I’m in the process of putting together a full series of how to start up a small business online—so bear with me as it may take awhile to get all of them out. But here’s the first of my 6-step series!
What to Name Your Company
It’s a pretty important question—the answer to which will (hopefully) last many years into the future. It can make or break your brand, so it’s a task not to be taken lightly.
Following are my tips for choosing a business name.
What to name your company – Approach 1: Nondescript Name
The first way is to choose a nondescript name/word that you like. Something that maybe vaguely sounds relevant to what you’re doing, but doesn’t shout out your product or idea in explicit details.
The main PRO of this type of business name is: if for any reason your business plan or products change, you can keep your business name and all the hard work you’ve put into it doesn’t have to be scrapped. This was the case with Fair Ivy — the business concept has changed quite significantly since inception, but the name has been able to stay the same, due to it not particularly meaning anything at all. It can become whatever I want it to become!
Another potential PRO to this approach is that your business name can come to MEAN something completely new to your customers….like creating an entirely new word for a dictionary. Good examples are the companies Xerox and Kleenex. Prior to these companies, the products for them were called copies and tissues—but now we can substitute the business name for the item itself, which means no-effort marketing. Obviously these are extreme large-scale examples, but in your specific niche your customers can also come to adopt your name.
How do I choose this name?
Well, you can always just brainstorm with friends and family members, or you could use a business name creator website such as Panabee.com which generates creative business names based on words you like, which should help you figure out what to name your company.
But before you settle on one, make sure the domain name is available for purchase—you can check domain availability on GoDaddy.com, which is where I register all my domain names. (Side note: GoDaddy also makes for a great hosting company—they are inexpensive and offer great phone customer service. I’ll go into more detail about setting up your website later).
What to name your company – Approach 2: Descriptive Name
In this scenario you choose a business name that pretty much tells your audience what you’re selling, right in the name of your product. So for Fair Ivy, had I gone this route we might have been called something like “Box a Month Subscription”.
The main PRO of this type of business is for SEO (search engine optimization) purposes. Which means that if someone were to type a search into google, and your company name was the search phrase (e.g. “Custom Screen Printed Shirts”), you’d have a lot easier of a time getting to the top of the returned results.
A second potential PRO to this approach is that if someday you decide to discontinue operating the business, the domain name and all it’s associated SEO strength might be able to be sold to someone new.

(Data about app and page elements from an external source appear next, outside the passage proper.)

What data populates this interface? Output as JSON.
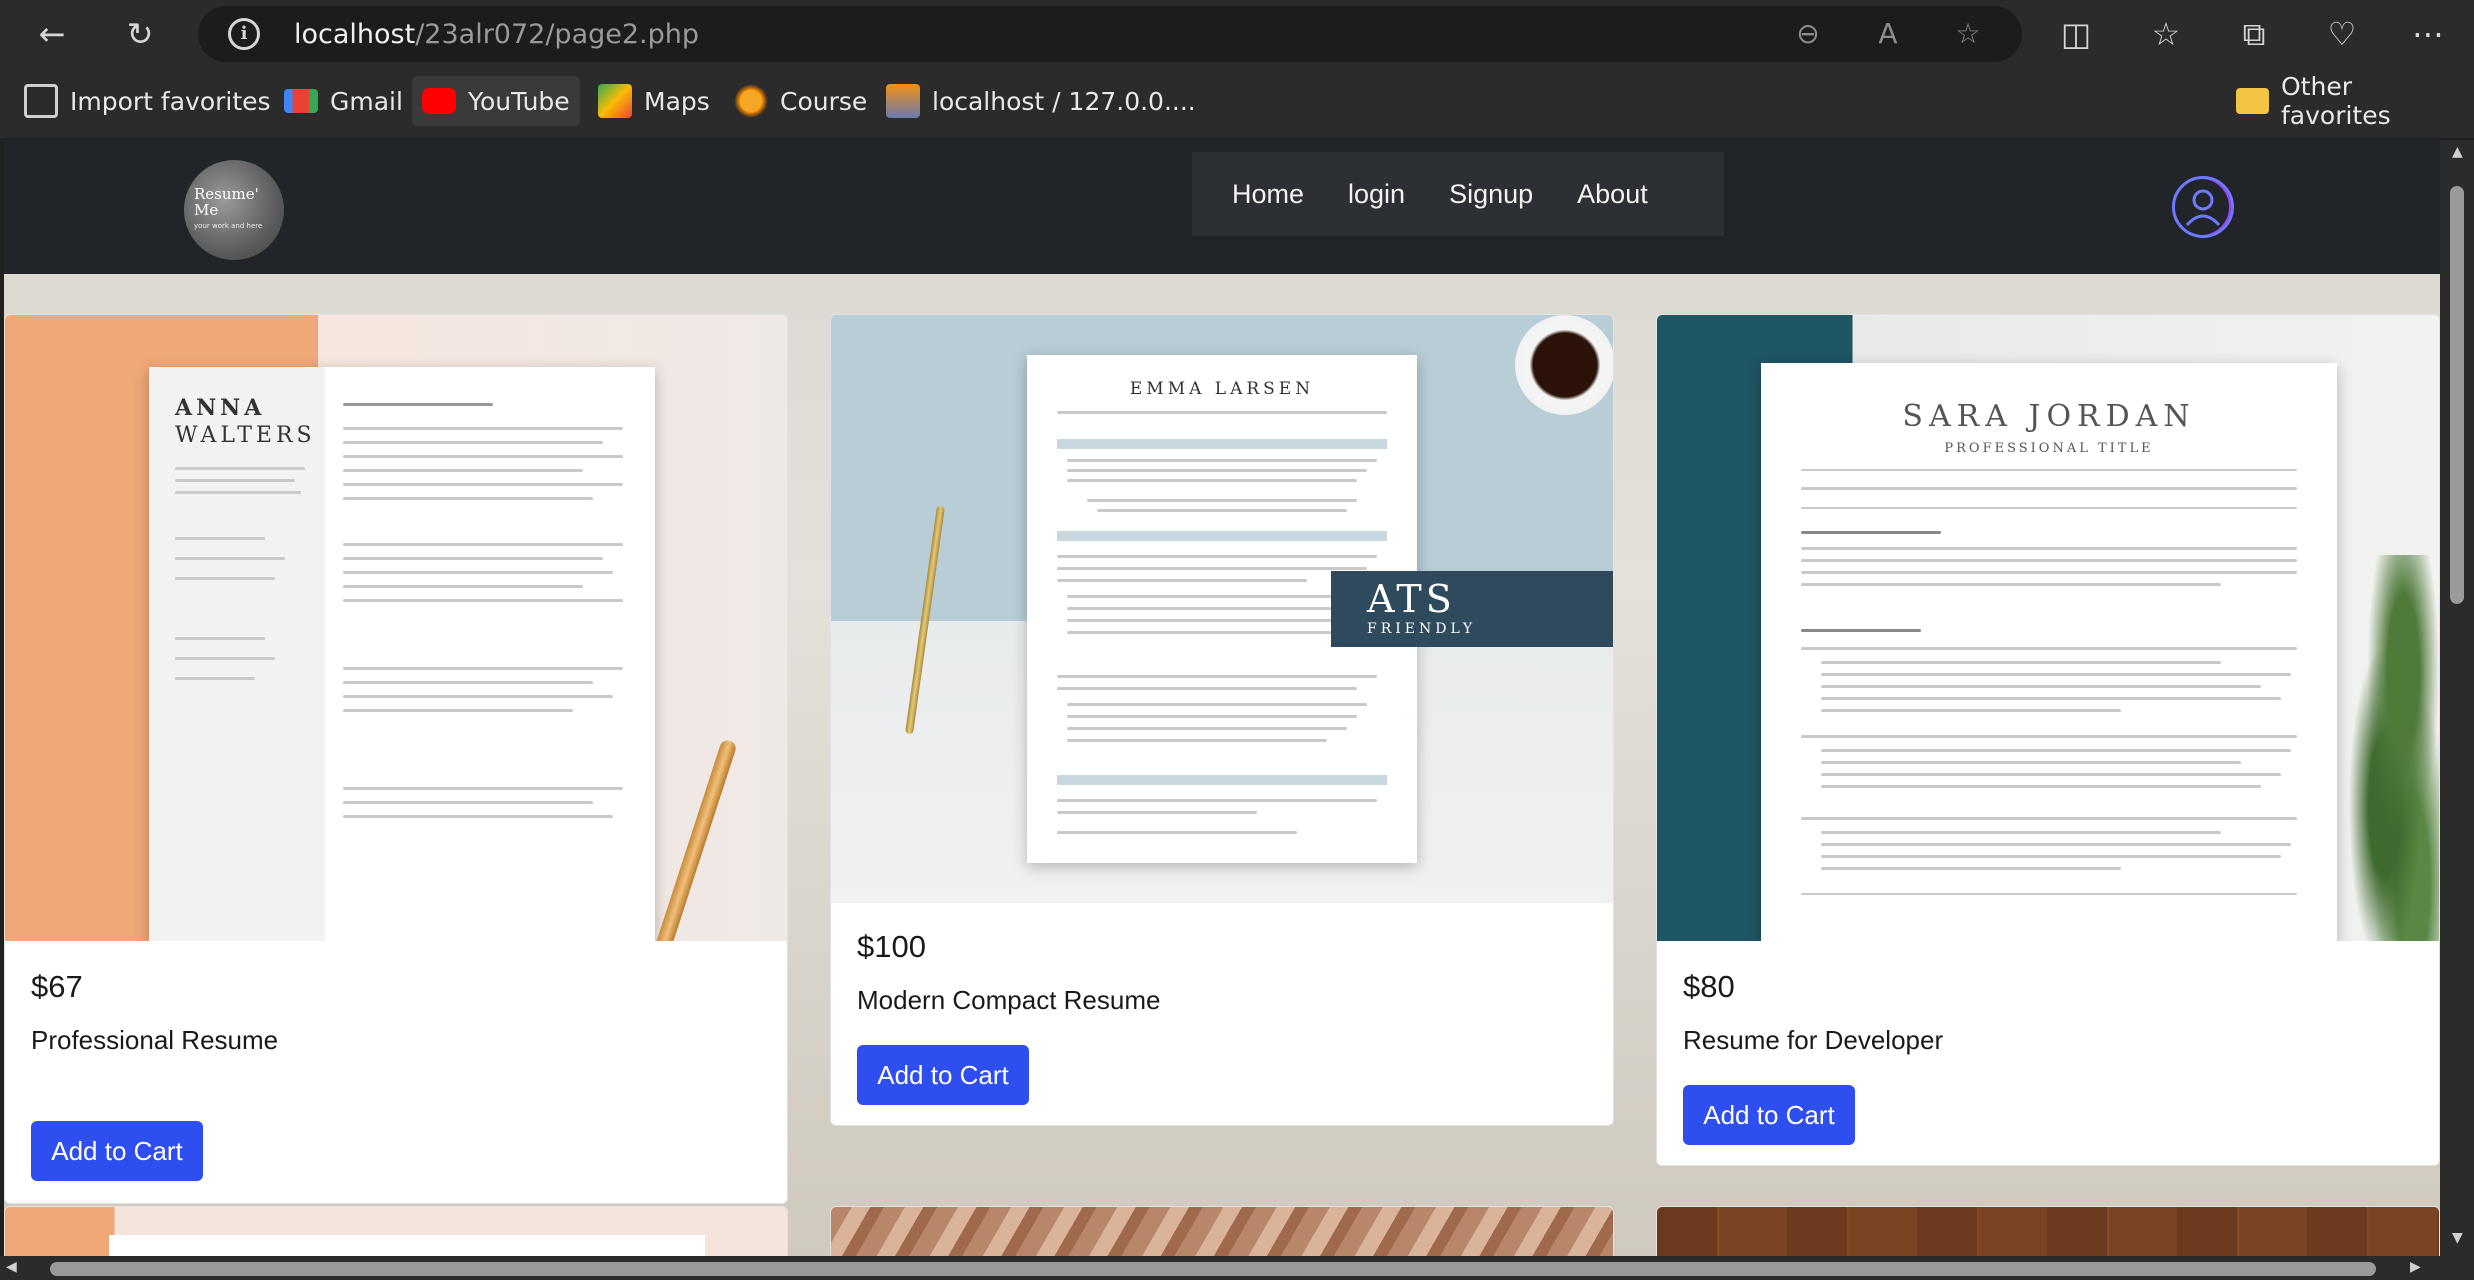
{
  "browser": {
    "url_host": "localhost",
    "url_path": "/23alr072/page2.php",
    "bookmarks": [
      "Import favorites",
      "Gmail",
      "YouTube",
      "Maps",
      "Course",
      "localhost / 127.0.0...."
    ],
    "other_favorites": "Other favorites"
  },
  "site": {
    "logo_line1": "Resume'",
    "logo_line2": "Me",
    "logo_sub": "your work and here",
    "nav": [
      "Home",
      "login",
      "Signup",
      "About"
    ]
  },
  "products": [
    {
      "price": "$67",
      "title": "Professional Resume",
      "button": "Add to Cart",
      "resume_name1": "ANNA",
      "resume_name2": "WALTERS"
    },
    {
      "price": "$100",
      "title": "Modern Compact Resume",
      "button": "Add to Cart",
      "resume_name1": "EMMA LARSEN",
      "badge1": "ATS",
      "badge2": "FRIENDLY"
    },
    {
      "price": "$80",
      "title": "Resume for Developer",
      "button": "Add to Cart",
      "resume_name1": "SARA JORDAN",
      "resume_sub": "PROFESSIONAL TITLE"
    }
  ],
  "colors": {
    "accent": "#2f4ef0",
    "navbar": "#212529"
  }
}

How do I choose this name?
If you really want to take advantage of the SEO potential, make sure you choose a name that isn’t already saturated or TOO desirable.
The best way I’ve found to do this is to sign up for a Google AdWords account. It’s a bit of a pain to do at first, but worth it for a multitude of reasons, some of which I’ll discuss in later posts. You don’t actually need to spend any money on Google Adwords if you don’t want to (I don’t, anymore). What you’re looking for at the moment is use of Google’s Keyword Planner.
On the landing page of the Keyword Planner, you can type in a phrase you think might be a good start for your business name. Enter any criterion you want (e.g. customer location, etc), and hit submit.
What you get is a page like this (click for a larger version):
You can mess around with some of the filters on the left, but the most important thing you’re looking for is something that has a decent number of monthly searches, but with a low competition rating.
For most of my blog posts, if I want them to show up in SEO without too much hassle on my end, I usually choose keywords that return 10-30 monthly searches, with low competition. Once I’ve made sure the post is SEO friendly, I just have to sit back and wait a few months for Google to do its page-crawling, and bam—I start getting visitors on my site who searched for the exact terms I planned them to. 10-30 monthly searches might be too low for you (it works for me because 10 visits a month x 10 or 100 blog posts starts adding up). But if it’s your company name you can probably aim for slightly bigger fish, like over 500 a month.
I understand that this step might be tricky, so if you need any help at all feel free to drop me a line (firstname.lastname@example.org) and I can get you sorted out.
That’s all I’ve got for you today folks!
I hope the above tips have been helpful in answering the big question of what to name your company. Whether the name was created via a random business name generator or via carefully analyzed SEO research—take your time to discuss your final company name with friends and relatives, to review any potential problems or drawbacks.
Until next time—when I discuss starting to get your business online via domain registration and hosting plan setup.